▸ Task to complete
Each line of the material must be reproduced exactly; pictures stay out.

▸ Materials provided
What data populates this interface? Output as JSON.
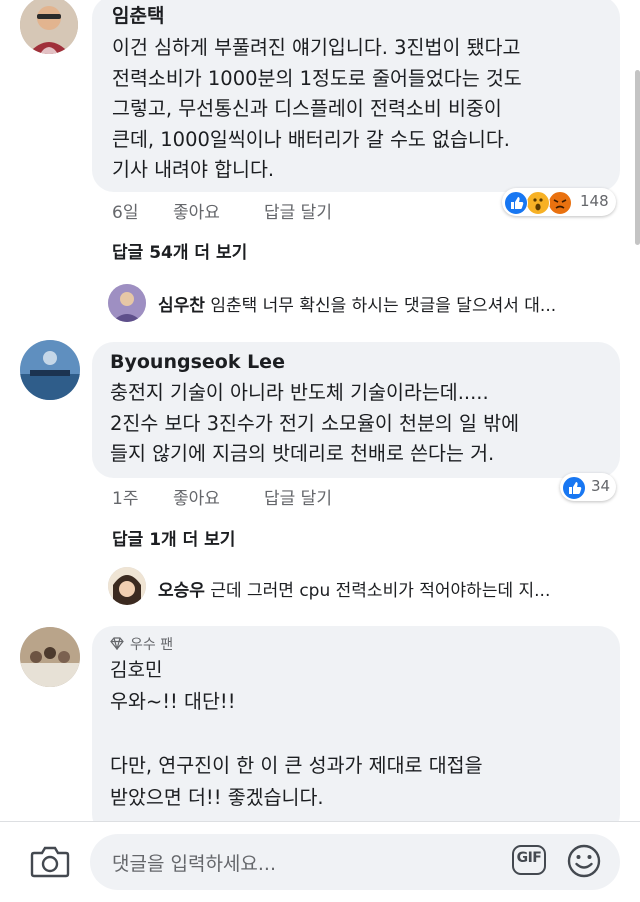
{
  "comments": [
    {
      "author": "임춘택",
      "lines": [
        "이건 심하게 부풀려진 얘기입니다. 3진법이 됐다고",
        "전력소비가 1000분의 1정도로 줄어들었다는 것도",
        "그렇고, 무선통신과 디스플레이 전력소비 비중이",
        "큰데, 1000일씩이나 배터리가 갈 수도 없습니다.",
        "기사 내려야 합니다."
      ],
      "time": "6일",
      "like_label": "좋아요",
      "reply_label": "답글 달기",
      "reaction_count": "148",
      "more_replies": "답글 54개 더 보기",
      "reply_preview": {
        "author": "심우찬",
        "text": "임춘택 너무 확신을 하시는 댓글을 달으셔서 대..."
      }
    },
    {
      "author": "Byoungseok Lee",
      "lines": [
        "충전지 기술이 아니라 반도체 기술이라는데.....",
        "2진수 보다 3진수가 전기 소모율이 천분의 일  밖에",
        "들지 않기에  지금의 밧데리로 천배로 쓴다는 거."
      ],
      "time": "1주",
      "like_label": "좋아요",
      "reply_label": "답글 달기",
      "reaction_count": "34",
      "more_replies": "답글 1개 더 보기",
      "reply_preview": {
        "author": "오승우",
        "text": "근데 그러면 cpu 전력소비가 적어야하는데 지..."
      }
    },
    {
      "badge": "우수 팬",
      "author": "김호민",
      "lines": [
        "우와~!! 대단!!",
        "",
        "다만, 연구진이 한 이 큰 성과가 제대로 대접을",
        "받았으면 더!! 좋겠습니다."
      ]
    }
  ],
  "composer": {
    "placeholder": "댓글을 입력하세요...",
    "gif_label": "GIF"
  },
  "colors": {
    "bubble": "#f0f2f5",
    "like_blue": "#1877f2",
    "wow_yellow": "#f7b125",
    "angry_orange": "#e9710f",
    "meta_gray": "#65676b"
  }
}
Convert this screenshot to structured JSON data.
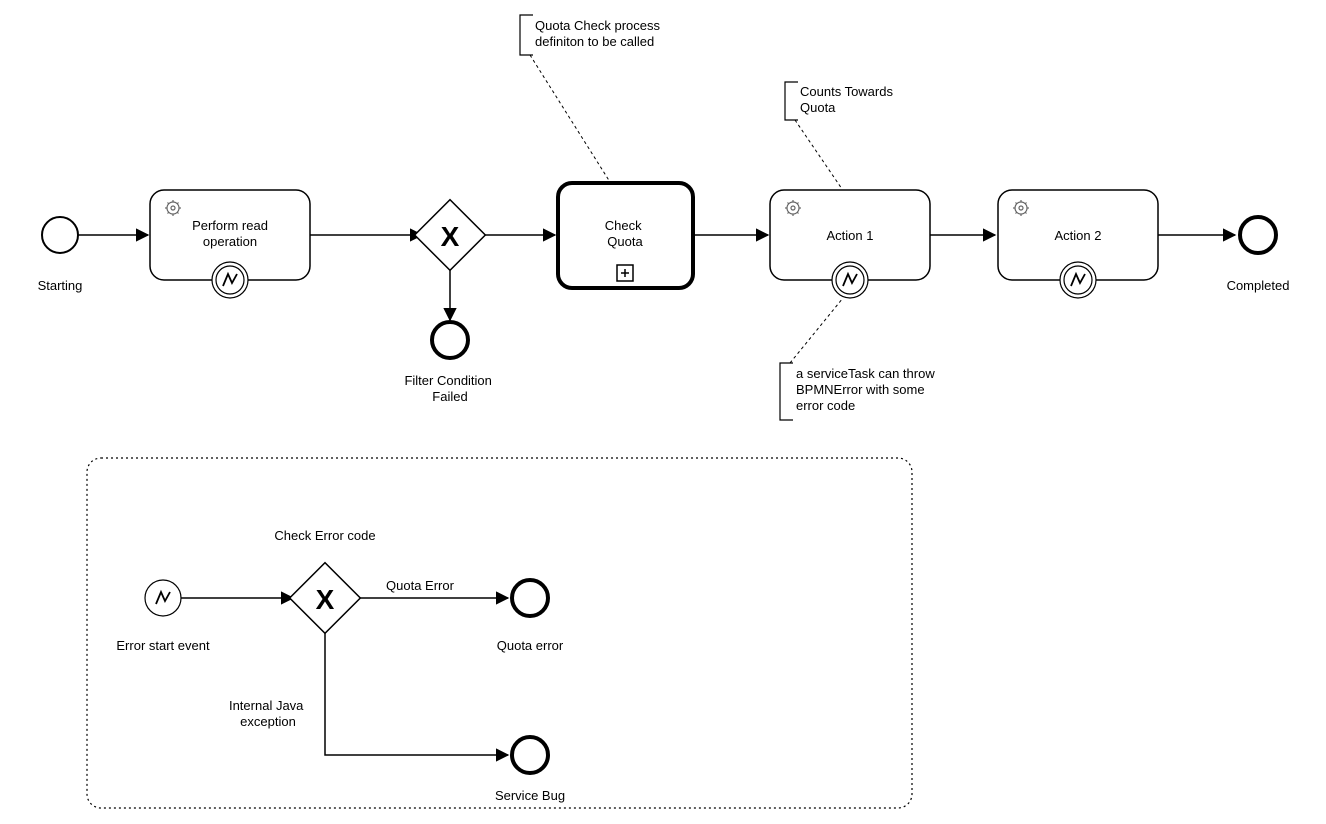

▸ Task answer
What data populates this interface? Output as JSON.
{
  "comments": [
    {
      "author": "임춘택",
      "lines": [
        "이건 심하게 부풀려진 얘기입니다. 3진법이 됐다고",
        "전력소비가 1000분의 1정도로 줄어들었다는 것도",
        "그렇고, 무선통신과 디스플레이 전력소비 비중이",
        "큰데, 1000일씩이나 배터리가 갈 수도 없습니다.",
        "기사 내려야 합니다."
      ],
      "time": "6일",
      "like_label": "좋아요",
      "reply_label": "답글 달기",
      "reaction_count": "148",
      "more_replies": "답글 54개 더 보기",
      "reply_preview": {
        "author": "심우찬",
        "text": "임춘택 너무 확신을 하시는 댓글을 달으셔서 대..."
      }
    },
    {
      "author": "Byoungseok Lee",
      "lines": [
        "충전지 기술이 아니라 반도체 기술이라는데.....",
        "2진수 보다 3진수가 전기 소모율이 천분의 일  밖에",
        "들지 않기에  지금의 밧데리로 천배로 쓴다는 거."
      ],
      "time": "1주",
      "like_label": "좋아요",
      "reply_label": "답글 달기",
      "reaction_count": "34",
      "more_replies": "답글 1개 더 보기",
      "reply_preview": {
        "author": "오승우",
        "text": "근데 그러면 cpu 전력소비가 적어야하는데 지..."
      }
    },
    {
      "badge": "우수 팬",
      "author": "김호민",
      "lines": [
        "우와~!! 대단!!",
        "",
        "다만, 연구진이 한 이 큰 성과가 제대로 대접을",
        "받았으면 더!! 좋겠습니다."
      ]
    }
  ],
  "composer": {
    "placeholder": "댓글을 입력하세요...",
    "gif_label": "GIF"
  },
  "colors": {
    "bubble": "#f0f2f5",
    "like_blue": "#1877f2",
    "wow_yellow": "#f7b125",
    "angry_orange": "#e9710f",
    "meta_gray": "#65676b"
  }
}
Convert this screenshot to structured JSON data.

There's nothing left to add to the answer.